* Pray for strengthening of these young but dedicated churches through the various training programmes which have already started.
* Pray for closer and better relationships between church leaders. A promising partnership has already begun and needs to grow.
* Pray for the Kabyle Christians to have a greater vision to reach out to other Muslim people groups in Algeria and beyond. May they take the blessing of Abraham everywhere they go (Gal. 3:8-14).
Background on Algeria (World Factbook)
After more than a century of rule by France, Algerians fought through much of the 1950s to achieve independence in 1962. Algeria’s primary political party, the National Liberation Front (FLN), has dominated politics ever since. Many Algerians in the subsequent generation were not satisfied, however, and moved to counter the FLN’s centrality in Algerian politics.
Intense fighting between 1992-98 resulted in over 100,000 deaths – many attributed to indiscriminate massacres of villagers by extremists.

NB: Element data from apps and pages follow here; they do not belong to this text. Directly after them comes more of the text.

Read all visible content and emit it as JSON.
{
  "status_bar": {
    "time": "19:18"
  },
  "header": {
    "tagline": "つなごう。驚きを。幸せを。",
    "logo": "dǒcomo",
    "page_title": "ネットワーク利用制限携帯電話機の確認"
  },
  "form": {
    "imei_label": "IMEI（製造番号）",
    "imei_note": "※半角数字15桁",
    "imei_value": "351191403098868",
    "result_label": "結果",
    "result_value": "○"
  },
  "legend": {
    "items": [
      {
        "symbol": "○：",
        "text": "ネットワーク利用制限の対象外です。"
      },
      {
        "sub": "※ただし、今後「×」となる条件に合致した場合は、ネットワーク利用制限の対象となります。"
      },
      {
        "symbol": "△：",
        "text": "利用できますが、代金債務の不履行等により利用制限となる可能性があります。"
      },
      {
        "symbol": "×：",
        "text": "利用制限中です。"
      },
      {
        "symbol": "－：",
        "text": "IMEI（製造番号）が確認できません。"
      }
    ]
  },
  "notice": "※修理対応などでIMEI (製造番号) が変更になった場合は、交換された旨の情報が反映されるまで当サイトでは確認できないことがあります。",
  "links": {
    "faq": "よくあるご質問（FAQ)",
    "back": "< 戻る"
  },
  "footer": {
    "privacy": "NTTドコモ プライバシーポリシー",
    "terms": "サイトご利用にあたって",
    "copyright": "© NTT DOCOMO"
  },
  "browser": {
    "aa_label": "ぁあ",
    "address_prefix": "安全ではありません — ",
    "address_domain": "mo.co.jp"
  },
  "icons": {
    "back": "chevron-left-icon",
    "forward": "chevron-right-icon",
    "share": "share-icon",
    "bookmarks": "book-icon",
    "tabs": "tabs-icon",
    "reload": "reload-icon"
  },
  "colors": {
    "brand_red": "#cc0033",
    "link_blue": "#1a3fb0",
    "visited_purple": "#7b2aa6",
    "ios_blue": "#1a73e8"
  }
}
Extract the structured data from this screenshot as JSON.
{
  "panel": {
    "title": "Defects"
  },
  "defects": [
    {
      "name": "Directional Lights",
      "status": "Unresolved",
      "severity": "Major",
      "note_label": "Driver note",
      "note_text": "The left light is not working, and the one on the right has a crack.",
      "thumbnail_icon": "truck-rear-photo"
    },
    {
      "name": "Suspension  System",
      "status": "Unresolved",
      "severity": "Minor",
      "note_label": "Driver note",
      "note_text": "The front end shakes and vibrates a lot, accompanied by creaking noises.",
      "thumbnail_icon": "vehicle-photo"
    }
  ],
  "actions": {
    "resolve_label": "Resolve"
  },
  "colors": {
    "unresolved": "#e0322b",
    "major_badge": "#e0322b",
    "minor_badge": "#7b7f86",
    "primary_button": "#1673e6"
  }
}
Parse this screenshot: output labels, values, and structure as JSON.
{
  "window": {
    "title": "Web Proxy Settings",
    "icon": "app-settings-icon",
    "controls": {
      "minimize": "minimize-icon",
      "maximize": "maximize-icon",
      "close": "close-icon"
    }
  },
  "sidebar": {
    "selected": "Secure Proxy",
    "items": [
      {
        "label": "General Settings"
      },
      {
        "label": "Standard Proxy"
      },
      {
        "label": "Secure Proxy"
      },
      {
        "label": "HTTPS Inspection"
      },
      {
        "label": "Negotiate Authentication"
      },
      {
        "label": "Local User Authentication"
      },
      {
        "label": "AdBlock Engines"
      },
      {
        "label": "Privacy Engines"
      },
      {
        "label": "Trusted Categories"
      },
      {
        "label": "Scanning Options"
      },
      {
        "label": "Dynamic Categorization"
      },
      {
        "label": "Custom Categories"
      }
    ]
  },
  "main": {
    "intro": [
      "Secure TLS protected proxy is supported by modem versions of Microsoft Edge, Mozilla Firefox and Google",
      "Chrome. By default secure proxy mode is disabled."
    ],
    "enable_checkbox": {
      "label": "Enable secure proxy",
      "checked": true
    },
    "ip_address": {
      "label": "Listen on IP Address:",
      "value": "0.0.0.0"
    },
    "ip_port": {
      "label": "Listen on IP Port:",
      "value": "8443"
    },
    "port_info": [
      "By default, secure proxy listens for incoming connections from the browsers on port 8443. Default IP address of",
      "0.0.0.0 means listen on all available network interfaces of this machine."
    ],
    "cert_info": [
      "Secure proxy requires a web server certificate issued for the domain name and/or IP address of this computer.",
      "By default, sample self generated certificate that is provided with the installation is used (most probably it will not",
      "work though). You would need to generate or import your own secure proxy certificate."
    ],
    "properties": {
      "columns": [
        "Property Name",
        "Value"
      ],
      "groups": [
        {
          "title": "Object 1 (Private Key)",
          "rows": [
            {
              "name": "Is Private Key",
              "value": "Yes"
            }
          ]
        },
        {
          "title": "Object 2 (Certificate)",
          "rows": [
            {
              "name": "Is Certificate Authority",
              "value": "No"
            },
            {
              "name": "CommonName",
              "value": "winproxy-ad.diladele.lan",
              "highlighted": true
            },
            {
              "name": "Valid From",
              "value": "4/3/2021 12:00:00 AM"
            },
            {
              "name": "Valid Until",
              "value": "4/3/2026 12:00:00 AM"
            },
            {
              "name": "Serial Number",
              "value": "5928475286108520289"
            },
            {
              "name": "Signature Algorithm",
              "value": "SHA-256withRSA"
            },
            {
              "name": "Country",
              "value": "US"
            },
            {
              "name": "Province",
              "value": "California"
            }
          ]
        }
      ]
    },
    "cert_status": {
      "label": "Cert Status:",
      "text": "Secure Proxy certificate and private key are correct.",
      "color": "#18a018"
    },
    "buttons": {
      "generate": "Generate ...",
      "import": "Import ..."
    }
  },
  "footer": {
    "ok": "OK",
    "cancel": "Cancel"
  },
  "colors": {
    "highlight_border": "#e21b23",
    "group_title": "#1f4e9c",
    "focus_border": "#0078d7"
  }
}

Longstanding problems continue to face the government, including the ethnic minority Berbers’ ongoing autonomy campaign, large-scale unemployment, a shortage of housing, unreliable electrical and water supplies, government inefficiencies and corruption, and the continuing – although significantly degraded – activities of extremist militants. Algeria must also diversify its petroleum-based economy, which has yielded a large cash reserve but which has not been used to redress Algeria’s many social and infrastructure problems. The Arab uprising across the Near Eastern and North African region beginning in December 2010, coupled with a sudden rise in the cost of food staples, triggered a wave of protests across Algeria during early 2011. Changes have been promised.
Economy of Algeria
Algeria has the eighth-largest reserves of natural gas in the world and is the fourth-largest gas exporter; it ranks 18th in oil reserves. Algeria has decreased its external debt to less than 10% of GDP after repaying its Paris Club and London Club debt in 2006. Real GDP has risen due to higher oil output and increased government spending. There is still high unemployment and low living standards. Structural reform within the economy, such as development of the banking sector and the construction of infrastructure, moves ahead slowly hampered by corruption and bureaucratic resistance.
Second-largest country in Africa (after Sudan).
Population: 34,994,937 (July 2011 est.) World rank #35
Life Expectancy at Birth: 74.5 years. World rank #98
Ethnic Groups: Arab-Berber 99%, European less than 1% – See notes below
Religions: Sunni Muslim (state religion) 99%, Christian and Jewish 1%
Languages: Arabic (official), French, Berber dialects
Literacy: total population: 69.9%; male: 79.6% / female: 60.1%
School life expectancy: 13 years
Ethnic groups Note: almost all Algerians are Berber in origin, not Arab; the minority who identify themselves as Berber live mostly in the mountainous region of Kabylie east of Algiers; the Berbers are also Muslim but identify with their Berber rather than Arab cultural heritage; Berbers have long agitated, sometimes violently, for autonomy; the government is unlikely to grant autonomy but has offered to begin sponsoring teaching Berber language in schools.
Sights and Sounds of Algeria: Video (1:56)